Paleoenvironmental reconstructions based on micromammalian assemblages are a commonly used tool in paleoecology and zooarcheology. However, predator prey preferences may bias these assemblages to an unknown degree, thus leading to unreliable paleoenvironmental reconstructions. While attempts at taxonomically identifying micromammal predators through taphonomy has been conducted in the past, none has satisfactorily differentiated between owl taxa. Here we introduce the novel postcranial fracture index and revised versions of digestion indices for obtaining higher taxonomic resolution in taphonomic signatures. We taphonomically analyzed bone assemblages created by owls both in controlled feeding experiments and in the wild. We used blind experiment methodology involving multiple experimenters (each analyzing different bones) to test known and novel indices for reproducible taphonomic signatures within five species of owls (Tyto alba, Asio otus, Athene noctua, Bubo bubo and Strix aluco), Falco tinnunculus and Vulpes vulpes for comparison.
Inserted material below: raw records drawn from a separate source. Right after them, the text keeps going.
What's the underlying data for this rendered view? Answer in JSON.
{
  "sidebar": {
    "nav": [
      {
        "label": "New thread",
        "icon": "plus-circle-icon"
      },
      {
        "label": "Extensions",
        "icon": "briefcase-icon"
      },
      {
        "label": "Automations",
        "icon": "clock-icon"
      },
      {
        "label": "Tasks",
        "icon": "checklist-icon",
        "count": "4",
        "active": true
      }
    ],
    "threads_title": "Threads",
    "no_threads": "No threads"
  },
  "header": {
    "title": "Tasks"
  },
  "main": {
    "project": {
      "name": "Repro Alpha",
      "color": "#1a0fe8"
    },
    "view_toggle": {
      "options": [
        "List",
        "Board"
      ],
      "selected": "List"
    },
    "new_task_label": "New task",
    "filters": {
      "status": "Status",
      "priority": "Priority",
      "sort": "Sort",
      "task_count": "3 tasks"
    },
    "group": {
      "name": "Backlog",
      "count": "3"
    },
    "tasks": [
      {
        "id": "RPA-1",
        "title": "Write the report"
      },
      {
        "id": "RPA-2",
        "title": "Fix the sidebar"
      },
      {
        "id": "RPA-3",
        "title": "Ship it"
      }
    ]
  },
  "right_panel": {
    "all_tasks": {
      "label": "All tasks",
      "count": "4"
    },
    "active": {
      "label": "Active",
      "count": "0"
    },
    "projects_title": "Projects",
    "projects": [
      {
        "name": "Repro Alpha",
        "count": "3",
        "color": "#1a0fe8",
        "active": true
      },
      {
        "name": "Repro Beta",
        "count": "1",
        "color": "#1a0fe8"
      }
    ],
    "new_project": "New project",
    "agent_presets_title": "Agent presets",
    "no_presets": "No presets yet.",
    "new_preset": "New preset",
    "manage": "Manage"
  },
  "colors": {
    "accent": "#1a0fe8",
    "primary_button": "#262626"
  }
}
We found that experimenter identity has a profound impact on the digestion indices. Nonetheless, the breakage indices and our novel fracture index found significant differences and subjective differences between owl species. Mandible breakage differentiated between Tyto alba and the other, more destructive owls. Postcranial breakage distinguished Strix aluco from the other owls. The postcranial fracture index differentiated between all species except between Athene noctua and Bubo bubo. We recommend a combination of taphonomic indices as a reliable tool for inferring owl species identity of micromammal assemblages.
- Actualistic Taphonomy